AUSTIN, Texas -- During a panel here on whether to quit your job and pursue video blogging professionally, one audience member approached the microphone to ask a question.
Or was he an audience member?
The guy had a video camera and was pointing it at himself as he spoke:
"What advice do you have for aspiring video bloggers?" he asked.
"What's your name?" asked panelist Lindsay Campbell of the online news show MobLogic.tv.
"Brian Agosta dot com," answered the questioner, Brian Agosta.
"Yeah," Campbell deadpanned, her main piece of advice nicely illustrated: "Promote yourself."
This little scene captured a broader theme of South by Southwest Interactive, the portion of the festival here devoted to the neck-snappingly high-growth area of new media and online culture.
In the halls of the Austin Convention Center, you couldn't take three steps without tripping over a blogger, "vlogger," podcaster or online TV show host of some kind. There was so much recording, photo snapping and keyboard tapping that anyone who wasn't wielding a gadget looked just plain weird.
"Everyone's a maker," said Veronica Belmont, the host of Mahalo Daily, a video podcast for techies, in reference to the number of conference attendees who were also covering the event -- or rather, the small number who weren't.
"It happens so often where we get bloggers interviewing bloggers," she said. "It's extremely meta."
Within a few minutes of leaving the auditorium where she had moderated her own panel, Belmont was waylaid by two different interviewers, video cameras at the ready. One was Brian Tong of the online tech-news network CNet TV. The second guy was . . . well, Belmont wasn't sure.
But whatever, right? The more, the merrier. In fact, Belmont explained, the benefit of exhaustive mutual coverage makes sense if you consider the way websites become popular on the Internet: In essence, the more references to your site out there, the more visible it becomes.
"That whole premise kind of transfers into personal interactions," said Belmont. "Like, 'Oh, there's so-and-so, I'm going to go interview them, so hopefully then they'll mention me on their blog, thus elevating my status as a blogger.' "
And status is key to success in a media environment where anyone with a camera and a wi-fi connection can be a walking media outlet.
The problem that today's media aspirants face has less to do with getting published than with getting noticed.

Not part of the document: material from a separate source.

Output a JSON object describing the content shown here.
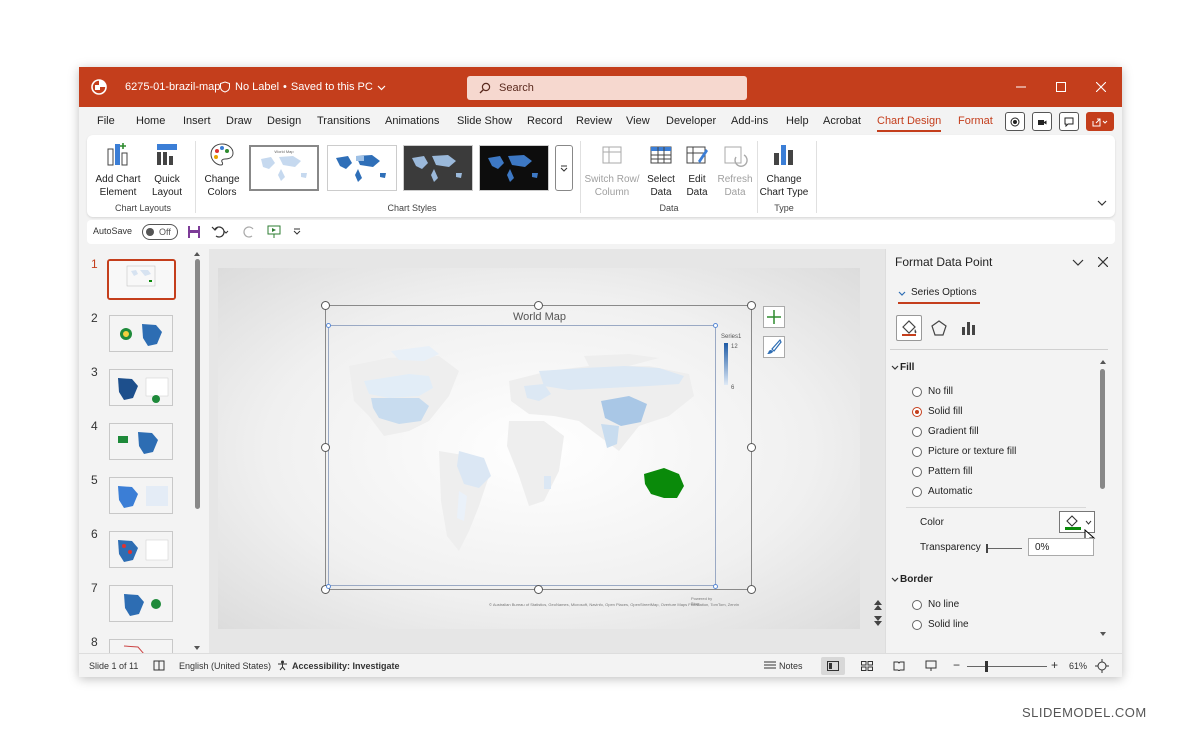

Megan Adams, a press coordinator for "South By" -- as the veterans call it -- said last year's interactive conference had 100 registered press members. But in a survey sent to more than 6,000 attendees, 937 people referred to themselves as media. And, Adams said, there were twice as many registered press members this year. We'll have to wait for the survey to see whether the number of unofficial press doubled too. But no one's going to be surprised if it does.
In the tech world, standing out in a sea of media makers has become a key art form. The people that succeed are part reporter, part performer and part networker.
In other words, get the story, infuse it with your persona and make sure everyone who's anyone knows about it when you're done.
The idea of so-called Internet fame frequently comes up in discussions here -- there was even a panel devoted to exploring what it means to be an online celebrity.
More than a few well-known bloggers showed up to discuss the meaning of "microcelebrity" -- commanding a loyal following among a narrow group of people -- with moderator Alice Marwick, who studies status in social media at New York University. (The idea that Internet celebrities would attend a panel that attempted to hash out what Internet celebrity means speaks to the fuzzy definition of the subject.)
Among the ideas that emerged from the discussion were that traditional fame is a one-way proposition, whereas Web fame depends on an interaction between the celebrity and his or her fans.
But not everyone is sold on this new style of proactive, personality-centric media. Megan McCarthy, a staff writer at Wired.com who covered the festival, said she preferred to avoid the spotlight and just concentrate on the journalism.
"I think there are people who are not only trying to report the story but who want to become the story," she said.
And indeed, the conference's most talked about event was a keynote interview with tech-world rock star Mark Zuckerberg, the 23-year-old founder of Facebook. But it was his interviewer, BusinessWeek columnist Sarah Lacy, who ended up nabbing the headlines.
In an imperfectly calibrated bid to give the interview a personal tone, Lacy repeatedly took jabs at Zuckerberg, including references to his young age, a nervous tic of his and how he'd once been so uncomfortable during an interview that he'd "sweated through his shirt."
During a tangent in which Lacy interrupted the talk to pick out a friend in the thousand-person audience who'd been hanging out with her and Zuckerberg the night before, a heckler yelled:
"Talk about something interesting!"
The crowd, clearly unsatisfied with the interview to that point, erupted in applause, and Lacy was on the defensive for the rest of the interview.
"Can someone send me a message later about why exactly it was that I sucked so bad?" she said to the room.
"What's your e-mail address?" someone replied.